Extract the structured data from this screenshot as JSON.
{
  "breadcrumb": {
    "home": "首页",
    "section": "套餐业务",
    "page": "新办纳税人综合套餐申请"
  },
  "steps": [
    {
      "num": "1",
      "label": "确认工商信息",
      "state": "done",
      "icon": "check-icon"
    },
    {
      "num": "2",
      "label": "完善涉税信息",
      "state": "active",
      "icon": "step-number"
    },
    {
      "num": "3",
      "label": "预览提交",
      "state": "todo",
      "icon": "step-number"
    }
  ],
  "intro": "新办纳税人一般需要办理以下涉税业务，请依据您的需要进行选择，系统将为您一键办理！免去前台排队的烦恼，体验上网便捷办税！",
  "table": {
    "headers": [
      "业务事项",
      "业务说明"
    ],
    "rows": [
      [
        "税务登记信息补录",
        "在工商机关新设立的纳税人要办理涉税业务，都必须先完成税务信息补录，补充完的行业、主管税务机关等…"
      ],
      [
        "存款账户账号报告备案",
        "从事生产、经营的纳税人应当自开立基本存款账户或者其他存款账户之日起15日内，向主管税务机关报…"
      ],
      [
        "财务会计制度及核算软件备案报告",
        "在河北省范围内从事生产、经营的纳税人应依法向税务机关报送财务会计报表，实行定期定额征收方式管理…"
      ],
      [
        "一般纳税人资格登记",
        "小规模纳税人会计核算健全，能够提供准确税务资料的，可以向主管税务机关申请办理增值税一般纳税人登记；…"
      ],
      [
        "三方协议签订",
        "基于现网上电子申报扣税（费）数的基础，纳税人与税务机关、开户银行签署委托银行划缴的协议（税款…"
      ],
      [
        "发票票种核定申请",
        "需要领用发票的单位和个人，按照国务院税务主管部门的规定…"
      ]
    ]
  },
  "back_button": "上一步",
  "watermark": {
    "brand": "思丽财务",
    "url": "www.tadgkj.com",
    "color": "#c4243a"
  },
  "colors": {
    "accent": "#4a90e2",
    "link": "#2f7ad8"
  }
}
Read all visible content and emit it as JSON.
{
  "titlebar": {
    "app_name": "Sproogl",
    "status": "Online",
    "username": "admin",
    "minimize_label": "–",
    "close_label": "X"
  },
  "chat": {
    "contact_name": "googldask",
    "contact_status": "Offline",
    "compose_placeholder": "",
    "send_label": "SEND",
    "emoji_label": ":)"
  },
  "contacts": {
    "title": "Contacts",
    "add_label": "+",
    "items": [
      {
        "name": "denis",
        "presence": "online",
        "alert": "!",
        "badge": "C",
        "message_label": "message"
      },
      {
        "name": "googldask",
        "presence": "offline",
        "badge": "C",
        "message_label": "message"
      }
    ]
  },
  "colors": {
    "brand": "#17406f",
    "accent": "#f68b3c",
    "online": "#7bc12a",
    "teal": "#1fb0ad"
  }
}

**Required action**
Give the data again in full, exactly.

**Written reply**
Extract the structured data from this screenshot as JSON.
{
  "breadcrumb": {
    "home": "首页",
    "section": "套餐业务",
    "page": "新办纳税人综合套餐申请"
  },
  "steps": [
    {
      "num": "1",
      "label": "确认工商信息",
      "state": "done",
      "icon": "check-icon"
    },
    {
      "num": "2",
      "label": "完善涉税信息",
      "state": "active",
      "icon": "step-number"
    },
    {
      "num": "3",
      "label": "预览提交",
      "state": "todo",
      "icon": "step-number"
    }
  ],
  "intro": "新办纳税人一般需要办理以下涉税业务，请依据您的需要进行选择，系统将为您一键办理！免去前台排队的烦恼，体验上网便捷办税！",
  "table": {
    "headers": [
      "业务事项",
      "业务说明"
    ],
    "rows": [
      [
        "税务登记信息补录",
        "在工商机关新设立的纳税人要办理涉税业务，都必须先完成税务信息补录，补充完的行业、主管税务机关等…"
      ],
      [
        "存款账户账号报告备案",
        "从事生产、经营的纳税人应当自开立基本存款账户或者其他存款账户之日起15日内，向主管税务机关报…"
      ],
      [
        "财务会计制度及核算软件备案报告",
        "在河北省范围内从事生产、经营的纳税人应依法向税务机关报送财务会计报表，实行定期定额征收方式管理…"
      ],
      [
        "一般纳税人资格登记",
        "小规模纳税人会计核算健全，能够提供准确税务资料的，可以向主管税务机关申请办理增值税一般纳税人登记；…"
      ],
      [
        "三方协议签订",
        "基于现网上电子申报扣税（费）数的基础，纳税人与税务机关、开户银行签署委托银行划缴的协议（税款…"
      ],
      [
        "发票票种核定申请",
        "需要领用发票的单位和个人，按照国务院税务主管部门的规定…"
      ]
    ]
  },
  "back_button": "上一步",
  "watermark": {
    "brand": "思丽财务",
    "url": "www.tadgkj.com",
    "color": "#c4243a"
  },
  "colors": {
    "accent": "#4a90e2",
    "link": "#2f7ad8"
  }
}
Read all visible content and emit it as JSON.
{
  "titlebar": {
    "app_name": "Sproogl",
    "status": "Online",
    "username": "admin",
    "minimize_label": "–",
    "close_label": "X"
  },
  "chat": {
    "contact_name": "googldask",
    "contact_status": "Offline",
    "compose_placeholder": "",
    "send_label": "SEND",
    "emoji_label": ":)"
  },
  "contacts": {
    "title": "Contacts",
    "add_label": "+",
    "items": [
      {
        "name": "denis",
        "presence": "online",
        "alert": "!",
        "badge": "C",
        "message_label": "message"
      },
      {
        "name": "googldask",
        "presence": "offline",
        "badge": "C",
        "message_label": "message"
      }
    ]
  },
  "colors": {
    "brand": "#17406f",
    "accent": "#f68b3c",
    "online": "#7bc12a",
    "teal": "#1fb0ad"
  }
}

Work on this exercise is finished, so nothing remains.